Properties of Composition of Functions

ABSALG-LM9MJY

​Let $S$, $T$, $U$ be three (non-empty) sets.

Let $f:S\rightarrow T$ be a function with domain $S$ and codomain $T$, and let $g:T\rightarrow U$ a function with domain $T$ and codomain $U$.

The composition of $g$ with $f$, denoted $g\circ f$, is a third function $h=​g\circ f:S\rightarrow U$ with domain $S$ and codomain $U$, defined by $h(s)=(g\circ f)(s)=g(f(s))$, and also often called the composite function (when $f$ and $g$ are understood).

That is, we first apply $f$ to $s$ to yield $f(s)$, and then apply $g$ to $t=f(s)$ to get $g(t)=g(f(s))$.

Notice that it is not necessary for $f$ to have image all of $T$ for $g\circ f$ to be defined.

You may know the saying

Vedi Napoli e poi muori!,

meaning

See Naples and die!.

The intention is not that Naples is so bad it will kill you, but that it's so beautiful you would not want to be anywhere else for the rest of your life. Oh, and yes, this usually refers to Naples, Italy, not Naples, Florida (also a nice place, though). For people who love Venice, Italy, this saying is often recycled as See Venice and die!

Consider the set $S=\{$ sees NI, sees NF, sees VI, sees VF, sees VLOS, sees VLOU$\}$ where $NI$ is Naples, Italy; $NF$ is Naples, Florida; $VI$ is Venice, Italy; $VF$ is Venice, Florida; $VLOS$ is Venice, Los Angeles; and $VLOU$ is Venice, Louisiana.

Let $M=\{$ marries in NI, marries in VI$\}$, and

$W=\{$writes a diary, writes a book, writes a movie$\}$

$D=\{$ dies in NF, dies in VF, dies in VLOS, dies in VLOU $\}$.

For any two of the above sets, $A$ and $B$, and any function $f:A\rightarrow B$, let $f(a)=b$ mean in words $a$ then $b$, where then​ implies $a$ precedes $b$ in time.

For example, if $f:S\rightarrow T$ has:

$$f({\rm sees\,NF})={\rm marries \, in \,NI}$$

this means sees Naples, Florida, ​then marries in Naples, Italy.

Which of the following is TRUE​?

A

For $g:S\rightarrow S$, $h:S\rightarrow S$, we always have $h\circ g=g\circ h$.

B

For certain $f:S\rightarrow M$, $g:M\rightarrow W$, $h:W\rightarrow D$ we can have $(h\circ g)\circ f\not=h\circ(g\circ f)$.

C

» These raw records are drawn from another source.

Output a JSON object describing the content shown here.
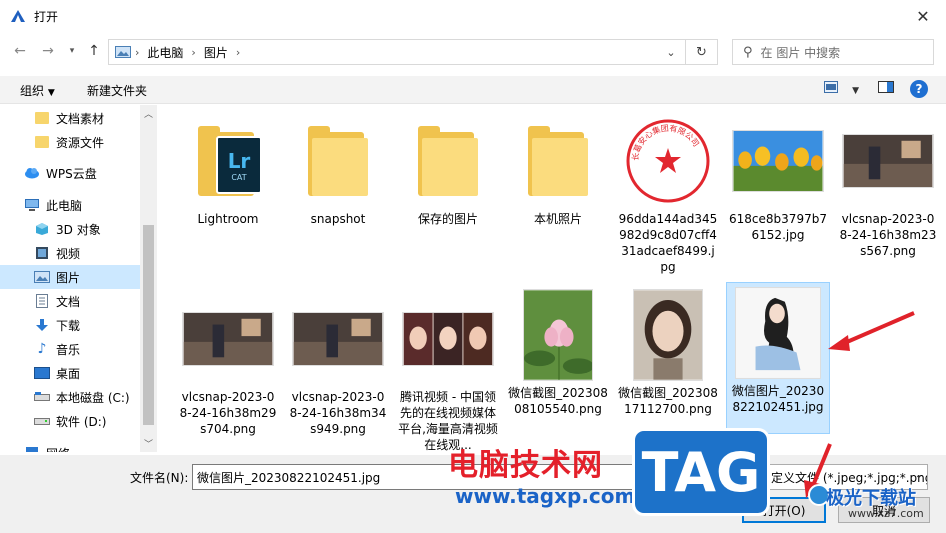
{
  "window": {
    "title": "打开"
  },
  "address": {
    "segments": [
      "此电脑",
      "图片"
    ]
  },
  "search": {
    "placeholder": "在 图片 中搜索"
  },
  "toolbar": {
    "organize": "组织",
    "new_folder": "新建文件夹"
  },
  "sidebar": {
    "items": [
      {
        "label": "文档素材",
        "icon": "folder-icon"
      },
      {
        "label": "资源文件",
        "icon": "folder-icon"
      },
      {
        "label": "WPS云盘",
        "icon": "cloud-icon"
      },
      {
        "label": "此电脑",
        "icon": "computer-icon"
      },
      {
        "label": "3D 对象",
        "icon": "cube-icon"
      },
      {
        "label": "视频",
        "icon": "video-icon"
      },
      {
        "label": "图片",
        "icon": "pictures-icon",
        "selected": true
      },
      {
        "label": "文档",
        "icon": "document-icon"
      },
      {
        "label": "下载",
        "icon": "download-icon"
      },
      {
        "label": "音乐",
        "icon": "music-icon"
      },
      {
        "label": "桌面",
        "icon": "desktop-icon"
      },
      {
        "label": "本地磁盘 (C:)",
        "icon": "drive-icon"
      },
      {
        "label": "软件 (D:)",
        "icon": "drive-icon"
      },
      {
        "label": "网络",
        "icon": "network-icon"
      }
    ]
  },
  "files": [
    {
      "label": "Lightroom",
      "kind": "folder-lr"
    },
    {
      "label": "snapshot",
      "kind": "folder"
    },
    {
      "label": "保存的图片",
      "kind": "folder"
    },
    {
      "label": "本机照片",
      "kind": "folder"
    },
    {
      "label": "96dda144ad345982d9c8d07cff431adcaef8499.jpg",
      "kind": "seal"
    },
    {
      "label": "618ce8b3797b76152.jpg",
      "kind": "tulips"
    },
    {
      "label": "vlcsnap-2023-08-24-16h38m23s567.png",
      "kind": "room"
    },
    {
      "label": "vlcsnap-2023-08-24-16h38m29s704.png",
      "kind": "room"
    },
    {
      "label": "vlcsnap-2023-08-24-16h38m34s949.png",
      "kind": "room"
    },
    {
      "label": "腾讯视频 - 中国领先的在线视频媒体平台,海量高清视频 在线观...",
      "kind": "faces"
    },
    {
      "label": "微信截图_20230808105540.png",
      "kind": "lotus"
    },
    {
      "label": "微信截图_20230817112700.png",
      "kind": "portrait"
    },
    {
      "label": "微信图片_20230822102451.jpg",
      "kind": "drawing",
      "selected": true
    }
  ],
  "seal_text": "长葛安心集团有限公司",
  "bottom": {
    "filename_label": "文件名(N):",
    "filename_value": "微信图片_20230822102451.jpg",
    "filter": "自定义文件 (*.jpeg;*.jpg;*.png",
    "open": "打开(O)",
    "cancel": "取消"
  },
  "watermark": {
    "red_text": "电脑技术网",
    "url": "www.tagxp.com",
    "tag": "TAG",
    "site_name": "极光下载站",
    "site_url": "www.xz7.com"
  }
}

There is an $f:S\rightarrow D$ such that there is no $g:D\rightarrow S$ with $(g\circ f)(s)=s$.

D

There are functions $f:S\rightarrow W$, $g:W\rightarrow S$ with $f\circ g=g\circ f$.